Extracted data:
┄┄┄┄┄┄┄┄┄┄

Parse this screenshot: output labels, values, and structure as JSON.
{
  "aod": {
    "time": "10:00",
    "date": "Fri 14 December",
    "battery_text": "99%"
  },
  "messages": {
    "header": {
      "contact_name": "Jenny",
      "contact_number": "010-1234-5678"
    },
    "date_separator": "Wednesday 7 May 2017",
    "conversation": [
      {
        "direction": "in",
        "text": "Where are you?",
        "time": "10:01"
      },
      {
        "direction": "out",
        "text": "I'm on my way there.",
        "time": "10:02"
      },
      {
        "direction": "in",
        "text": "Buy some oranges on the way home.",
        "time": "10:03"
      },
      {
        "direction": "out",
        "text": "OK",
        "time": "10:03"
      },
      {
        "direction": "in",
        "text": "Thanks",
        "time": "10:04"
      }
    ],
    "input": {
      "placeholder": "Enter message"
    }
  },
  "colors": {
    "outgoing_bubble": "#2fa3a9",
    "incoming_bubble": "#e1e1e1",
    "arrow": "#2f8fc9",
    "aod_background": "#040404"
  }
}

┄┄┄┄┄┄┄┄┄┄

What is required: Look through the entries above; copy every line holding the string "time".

Output of the task:
    "time": "10:00",
        "time": "10:01"
        "time": "10:02"
        "time": "10:03"
        "time": "10:03"
        "time": "10:04"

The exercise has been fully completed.